Birgitte: Preach, brother! I shall make this lofty goal the poorly masked ulterior motive behind this entire Holiday Tour. Humans everywhere, rejoice, for the world shall bask in chocolate sunsets!
TCM: Right. By the way, that cacao flower photo above is stunning. I know you do a lot of photography—we also love the one here of the sunrise.
CG: I have a BFA in photography and I use that training to document my travels. Because I am not a member of the selfie generation, you will only very rarely see images with me in them on my travels. There are extensive stories I can tell behind each of these images, stories that connect the people I tell them to. These images are about the experiences I have on my travels—places I have been, things I have seen, the people I have met and those shared experiences.
Indeed. Chocolate has always been, and always will (should) be, a profound and pleasurable experience. And with that, my friends, we conclude Day One of The Cacao Muse 2023 Holiday Tour.
I hope you enjoyed this first pairing. We have twenty-four more coming your way, each one unique, each one delightful, and each one bringing you an artisan chocolate from a new region of the world paired with an inspiring newsletter by some of Substack’s most passionate and thought-provoking writers.
Please give this post a biiiiiig chocolatey hug—you can share, like, comment, cross-post, restack, and if you’re game, send us a photo of your favorite chocolate :) All that love will translate into more of the world discovering great writing and great chocolate.

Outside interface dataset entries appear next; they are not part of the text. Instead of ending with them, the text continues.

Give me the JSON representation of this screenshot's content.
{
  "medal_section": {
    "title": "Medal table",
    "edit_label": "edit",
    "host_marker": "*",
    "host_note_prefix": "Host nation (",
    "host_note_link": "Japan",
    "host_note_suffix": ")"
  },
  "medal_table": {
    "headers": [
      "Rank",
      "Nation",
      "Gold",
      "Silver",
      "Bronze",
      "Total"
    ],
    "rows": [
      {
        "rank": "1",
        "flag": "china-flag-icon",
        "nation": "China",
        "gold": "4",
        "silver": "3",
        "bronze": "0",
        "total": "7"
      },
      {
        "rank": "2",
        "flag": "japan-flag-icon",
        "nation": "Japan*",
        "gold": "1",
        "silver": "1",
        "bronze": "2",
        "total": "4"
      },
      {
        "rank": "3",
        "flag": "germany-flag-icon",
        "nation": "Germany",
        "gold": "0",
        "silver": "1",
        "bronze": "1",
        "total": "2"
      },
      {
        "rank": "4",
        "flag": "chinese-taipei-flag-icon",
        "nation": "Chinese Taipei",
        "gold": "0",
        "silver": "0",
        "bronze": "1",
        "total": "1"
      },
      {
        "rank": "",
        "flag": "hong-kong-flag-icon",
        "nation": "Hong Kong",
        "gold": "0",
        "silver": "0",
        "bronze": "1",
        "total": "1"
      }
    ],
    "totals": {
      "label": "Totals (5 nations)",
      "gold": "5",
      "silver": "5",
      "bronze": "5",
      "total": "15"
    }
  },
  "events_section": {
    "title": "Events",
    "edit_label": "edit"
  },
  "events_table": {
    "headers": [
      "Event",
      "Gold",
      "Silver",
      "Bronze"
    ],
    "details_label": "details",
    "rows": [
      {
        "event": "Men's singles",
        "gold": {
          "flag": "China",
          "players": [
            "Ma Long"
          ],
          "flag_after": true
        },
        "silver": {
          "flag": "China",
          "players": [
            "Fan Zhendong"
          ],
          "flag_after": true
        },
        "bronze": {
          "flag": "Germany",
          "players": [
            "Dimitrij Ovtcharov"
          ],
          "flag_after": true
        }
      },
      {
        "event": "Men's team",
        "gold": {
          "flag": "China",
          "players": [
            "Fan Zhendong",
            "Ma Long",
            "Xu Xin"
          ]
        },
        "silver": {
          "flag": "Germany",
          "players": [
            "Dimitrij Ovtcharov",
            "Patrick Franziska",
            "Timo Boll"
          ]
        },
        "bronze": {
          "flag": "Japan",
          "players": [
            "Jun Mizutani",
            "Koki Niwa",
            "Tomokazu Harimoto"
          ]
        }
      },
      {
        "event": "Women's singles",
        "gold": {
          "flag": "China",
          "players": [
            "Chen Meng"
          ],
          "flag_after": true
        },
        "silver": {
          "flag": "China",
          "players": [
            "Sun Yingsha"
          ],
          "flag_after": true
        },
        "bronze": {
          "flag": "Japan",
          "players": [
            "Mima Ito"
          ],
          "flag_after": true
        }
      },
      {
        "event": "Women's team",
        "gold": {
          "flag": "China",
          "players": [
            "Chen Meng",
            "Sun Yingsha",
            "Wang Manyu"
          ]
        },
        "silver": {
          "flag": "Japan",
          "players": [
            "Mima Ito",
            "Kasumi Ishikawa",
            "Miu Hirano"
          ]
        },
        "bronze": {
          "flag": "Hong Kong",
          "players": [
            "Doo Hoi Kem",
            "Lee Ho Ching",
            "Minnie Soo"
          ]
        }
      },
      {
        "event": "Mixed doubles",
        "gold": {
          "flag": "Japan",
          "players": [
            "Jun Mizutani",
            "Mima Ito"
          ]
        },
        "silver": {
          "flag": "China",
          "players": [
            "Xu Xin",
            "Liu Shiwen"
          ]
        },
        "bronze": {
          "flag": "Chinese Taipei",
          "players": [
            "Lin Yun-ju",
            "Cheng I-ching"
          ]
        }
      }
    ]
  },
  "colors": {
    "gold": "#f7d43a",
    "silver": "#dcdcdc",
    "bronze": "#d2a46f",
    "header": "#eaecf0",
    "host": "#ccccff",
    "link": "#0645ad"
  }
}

Above all, check out The Chocolate Life. It’s a treasure trove of knowledge and insights into the wild and wondrous world of chocolate. If you like podcasts, Clay does a live podcast every Tuesday and Friday (he might be doing one this very minute in fact, given it’s Friday). He has recently rebranded the podcast to Pod Save Chocolate, and I was honored to be his inaugural guest.
COMING UP! DAY 2 of the TCM HOLIDAY TOUR
On December 2, we ascend 30,000 feet for a mountain goat’s eyeview of the world we humans have constructed (and now have to live with).
~ A goat, huh, you say. Are you doing a goat’s milk chocolate pairing?
~ I mean, I could. I’ve tried it. Tasted a little like… feta (is that surprising?)
Who might this mysterious goat shepherd be? Or is he just the greatest of all time?
Hint: He writes about everything from history to food to pigeon droppings to AI. He loves puppies. And incredibly, he writes. Every. Single. Day.
He also has a 4th degree black belt in Brazilian jiu-jitsu, so mind your manners in the comment section lest he tie you up into a salted pretzel and dip you into a vat of chocolate.
Sleep tight, wee ones, and stock up on chocolate power bars. Tomorrow I shall take you to the mountain top.
Is it slightly north of insane to buy a bar of chocolate for $16? Yes. Is it totally, unabashedly worth it? If it’s a bar like Bonnat, yes. Would I do it every day? No. Bars like this you buy for those special occasions, and stash them in a titanium safe somewhere on a deserted island far away from “friends and family.” You remember the story of the Montagues and the Capulets don’t you..
Ikigai is having a sense of purpose in life, of being motivated. It is the feeling of accomplishment and fulfillment that results from the pursuit of your passions. It’s important to note that the feeling of ikigai is not forced or faked; the things you do and the activities you undertake to achieve that sense of ikigai, are done willingly and of your own accord. (Source: Wikipedia)